“In all the innumerable galleries throughout the art museums of the world, it is hard to find one featuring a pillow that does not also squeeze in a young woman’s breast.”
– Suzanne Buffam
On the back cover of A Pillow Book, Suzanne Buffam defines her work in terms of what it isn’t: ‘Not a memoir. Not an essay. Not an epic. Not a spell…’ The list goes on, and rightly so, since it is hard to pigeonhole a writer like Buffam who picks up different poetic forms, from lists to snippets and musings in prose. A Pillow Book is a collection of such multi-faceted writing inspired by Sei Shonagon’s book of the same name from the 11th century. A court lady and a writer-poet, Sei Shonagon’s book is written in the Japanese style of zuihitsu – a genre of memoir-writing that incorporated various fragmented styles. The following are a few excerpts from Buffam’s beautiful and entertaining collection.
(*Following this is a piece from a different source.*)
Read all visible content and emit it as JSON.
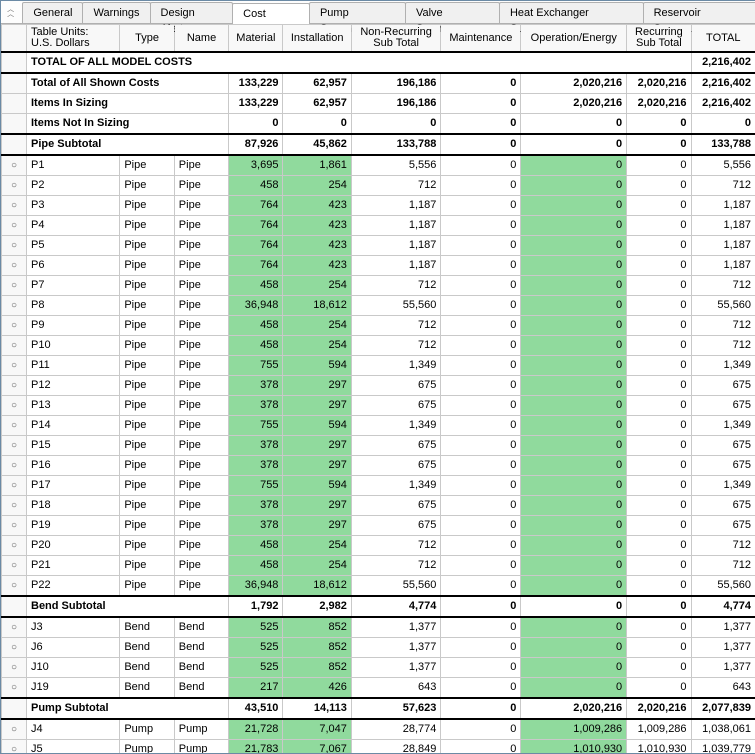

Sleeping nymphs. Nursing Virgins. Enraptured damsels. Tunisian odalisques. Desultory girls draped in curtains and curls. In all the innumerable galleries throughout the art museums of the world, it is hard to find one featuring a pillow that does not also squeeze in a young woman’s breast.
Ill-luck upon ill-luck, and a stone for a pillow, says a Spanish proverb. Weariness can snore upon the flint, says Belarius, but resty sloth finds the down pillow hard. A boor remains a boor, says a Danish proverb, even when sleeping on silken pillows.
Sleep faster, says a Yiddish proverb. We need the pillows.
BEAUTIFUL NAMES FOR HIDEOUS THINGS
Among the Minhe Tu of modern China, if the deceased has enjoyed a natural death—having married, that is, produced healthy offspring and grown old—her head is laid upon a pillow embroidered with a virgin boy and girl extending an embroidered plate of food and flagon of liquor inside a red coffin painted with stars. If her life has failed to meet these minimal requirements, she is thrown into the Yellow River.
Among the Ngoni of modern Tanzania, the feather-stuffed pillow is considered so intimate a possession it is often buried with its owner. When a chief among the Shona of modern South Africa dies, his pillow is passed on to his successor, who prays to it, as to the spirit of his ancestor, in times of crisis before sleep. Among the Luba of the Democratic Republic of the Congo, when the body of the deceased is unavailable for burial, as is often the case given present political realities, his or her pillow is buried instead.
Canned peaches in March.
Falling asleep in full make-up while drunk.
Lying to superiors.
Lying to inferiors.
Alternative rock in alternative bars.
From: A Pillow Book